These campaigns allowed Avedon the freedom to pursue major personal projects. He is known for his extended portraiture of the American Civil Rights movement, the Vitnam War and a celebrated cycle of photographs of his father.

In 1976, he produced a collective portrait of the American power titled “The Family ” for Rolling Stone magazine. From 1979 to 1985, he worked extensively on a commission from the Amon Carter Museum of American Art, ultimately producing the show and book In The American West.

His other books include:

Nothing Personal in 1964

Portraits in 1947 – 1977

An Autobiography  in 1993

Evidence  in 1944 – 1994

The Sixties in 1999.

Below you will find some images of his work along with a video by Ted Forbes based one of his famous images.

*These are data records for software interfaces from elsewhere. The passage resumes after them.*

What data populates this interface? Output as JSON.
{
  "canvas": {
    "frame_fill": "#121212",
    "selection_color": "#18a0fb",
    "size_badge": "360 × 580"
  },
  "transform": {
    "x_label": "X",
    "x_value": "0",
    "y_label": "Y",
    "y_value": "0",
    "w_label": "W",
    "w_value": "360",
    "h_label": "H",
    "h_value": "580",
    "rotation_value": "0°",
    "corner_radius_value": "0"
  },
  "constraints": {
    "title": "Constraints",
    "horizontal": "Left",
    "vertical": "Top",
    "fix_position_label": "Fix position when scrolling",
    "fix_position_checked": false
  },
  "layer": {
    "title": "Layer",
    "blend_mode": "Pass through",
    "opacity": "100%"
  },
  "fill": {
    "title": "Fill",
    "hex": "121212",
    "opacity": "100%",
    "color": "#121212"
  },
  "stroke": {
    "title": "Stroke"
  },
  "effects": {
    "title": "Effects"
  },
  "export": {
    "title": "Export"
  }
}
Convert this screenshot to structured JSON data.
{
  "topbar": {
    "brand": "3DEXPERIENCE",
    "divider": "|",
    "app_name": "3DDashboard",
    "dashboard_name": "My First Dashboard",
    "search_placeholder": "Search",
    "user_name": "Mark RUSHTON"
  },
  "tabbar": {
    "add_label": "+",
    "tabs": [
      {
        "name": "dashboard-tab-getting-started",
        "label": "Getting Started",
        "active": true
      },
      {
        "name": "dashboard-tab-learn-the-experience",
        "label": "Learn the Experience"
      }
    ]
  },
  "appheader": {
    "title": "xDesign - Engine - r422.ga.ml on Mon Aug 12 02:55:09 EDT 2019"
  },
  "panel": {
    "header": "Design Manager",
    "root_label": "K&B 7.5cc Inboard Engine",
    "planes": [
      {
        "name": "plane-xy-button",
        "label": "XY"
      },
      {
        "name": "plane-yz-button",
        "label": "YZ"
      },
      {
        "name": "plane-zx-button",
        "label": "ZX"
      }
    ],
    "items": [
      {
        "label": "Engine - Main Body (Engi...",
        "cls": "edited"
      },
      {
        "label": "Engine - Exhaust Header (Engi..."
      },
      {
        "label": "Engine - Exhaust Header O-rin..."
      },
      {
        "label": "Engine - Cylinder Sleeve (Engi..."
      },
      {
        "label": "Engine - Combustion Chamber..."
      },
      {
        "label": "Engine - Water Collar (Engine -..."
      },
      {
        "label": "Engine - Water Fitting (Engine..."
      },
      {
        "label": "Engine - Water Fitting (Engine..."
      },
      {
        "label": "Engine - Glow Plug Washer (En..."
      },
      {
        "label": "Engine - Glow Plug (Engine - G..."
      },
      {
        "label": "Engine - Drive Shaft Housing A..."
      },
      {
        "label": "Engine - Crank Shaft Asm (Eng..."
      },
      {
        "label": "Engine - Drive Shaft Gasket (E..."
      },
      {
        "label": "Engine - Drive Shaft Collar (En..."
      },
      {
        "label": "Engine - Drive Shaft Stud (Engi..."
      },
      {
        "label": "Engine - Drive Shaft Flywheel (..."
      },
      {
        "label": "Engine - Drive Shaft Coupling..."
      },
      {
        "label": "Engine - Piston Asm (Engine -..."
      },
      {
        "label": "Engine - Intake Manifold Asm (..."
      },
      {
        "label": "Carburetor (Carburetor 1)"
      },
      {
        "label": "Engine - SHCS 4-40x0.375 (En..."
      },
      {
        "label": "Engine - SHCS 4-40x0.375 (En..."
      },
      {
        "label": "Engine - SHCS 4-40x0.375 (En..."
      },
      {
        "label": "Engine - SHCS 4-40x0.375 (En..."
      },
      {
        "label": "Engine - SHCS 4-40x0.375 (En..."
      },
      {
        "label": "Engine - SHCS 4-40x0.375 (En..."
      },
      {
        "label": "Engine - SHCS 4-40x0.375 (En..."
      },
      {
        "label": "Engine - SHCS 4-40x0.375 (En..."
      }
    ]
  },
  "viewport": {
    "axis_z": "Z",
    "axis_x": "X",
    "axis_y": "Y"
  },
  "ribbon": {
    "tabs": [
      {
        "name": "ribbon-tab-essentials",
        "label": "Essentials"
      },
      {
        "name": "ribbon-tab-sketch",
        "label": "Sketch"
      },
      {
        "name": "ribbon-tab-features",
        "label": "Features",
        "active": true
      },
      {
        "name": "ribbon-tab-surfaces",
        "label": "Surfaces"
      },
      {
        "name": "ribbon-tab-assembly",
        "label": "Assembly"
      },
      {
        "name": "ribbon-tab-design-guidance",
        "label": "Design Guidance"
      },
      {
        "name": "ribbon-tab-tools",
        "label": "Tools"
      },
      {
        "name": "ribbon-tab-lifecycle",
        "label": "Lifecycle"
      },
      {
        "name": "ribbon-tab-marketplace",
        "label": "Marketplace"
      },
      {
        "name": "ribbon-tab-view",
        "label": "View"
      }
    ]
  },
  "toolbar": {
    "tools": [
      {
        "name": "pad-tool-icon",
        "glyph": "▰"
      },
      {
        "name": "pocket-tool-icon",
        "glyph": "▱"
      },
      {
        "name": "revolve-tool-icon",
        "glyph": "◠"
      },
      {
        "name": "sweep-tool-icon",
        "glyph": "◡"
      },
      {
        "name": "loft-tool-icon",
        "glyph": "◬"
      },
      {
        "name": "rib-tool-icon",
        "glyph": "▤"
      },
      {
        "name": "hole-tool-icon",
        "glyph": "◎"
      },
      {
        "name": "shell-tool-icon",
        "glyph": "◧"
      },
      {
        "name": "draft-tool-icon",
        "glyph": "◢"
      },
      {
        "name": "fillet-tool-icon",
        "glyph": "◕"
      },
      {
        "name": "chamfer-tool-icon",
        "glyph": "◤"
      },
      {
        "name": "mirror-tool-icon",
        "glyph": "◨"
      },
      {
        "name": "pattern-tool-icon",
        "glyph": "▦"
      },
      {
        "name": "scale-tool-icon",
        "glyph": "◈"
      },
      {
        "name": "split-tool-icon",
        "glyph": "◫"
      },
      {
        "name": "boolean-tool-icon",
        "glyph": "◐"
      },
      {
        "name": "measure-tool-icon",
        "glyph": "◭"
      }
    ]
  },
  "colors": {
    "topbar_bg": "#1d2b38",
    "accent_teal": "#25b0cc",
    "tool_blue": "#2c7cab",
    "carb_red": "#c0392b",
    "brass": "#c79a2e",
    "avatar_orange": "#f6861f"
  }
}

image image image image image image image image image image image image image image

Monday Inspiration – Yousuf Karsh

Yousuf Karsh is one of the masters of 20th Century photography. He was an Armenian – Canadian portrait photographer born in Turkey in 1908.

He worked most of his life in Ottawa and died in 2002. During his career, he held 14,312 sittings and produced over 150 000 negatives. His extraordinary body of work is really unique in its genre. Mostly in black and white, his portraits are deeply human, simplistic, he truly had a gift for capturing the essence of his.

As said by the man himself ” My chief joy is to photograph the great in heart, in mind and in spirit whether they be famous or humble”.

I could honestly look as his work for hours. Harsh published 15 books of his photographs which include Karsh: A Sixty Year Retrospective, Karsh Portraits and Karsh: Beyond The Camera.

I could honestly stare and study his work for hours. Here are a few of his images

 

Yousuf Karsh - Ansel Adams
Yousuf Karsh – Ansel Adams
Yousuf karsh - Churchill
Yousuf karsh – Churchill
Yousuf Karsh - Einstein
Yousuf Karsh – Einstein

London Marathon 2014 – Part 1

London Marathon 2014
London Marathon 2014

Good morning everybody,

Yes!!! It’s Monday again. It seems that the year is going much faster than usual. Not only we are in April but Easter is literally just around the corner. That’s enough complaints for a day……

After my post, am sure you would expect some architectural images but I wouldn’t be me without heading to the London Marathon. Came home with a record 600 images to go through but the good news is I have loads great shots this year than last year which means loads of difficult choices to make.

My first favourite is from the Men Wheelchair. These men and women never fail to amaze and inspire me in a lot ways every time.

The participant in the image above is Tomasz Hamerlak representing Poland and finished the 26 miles race in 1h38mins50secs putting him in 16th place of the Men Wheelchair participants.

A wonderful day everybody!!!
Paméla xoxo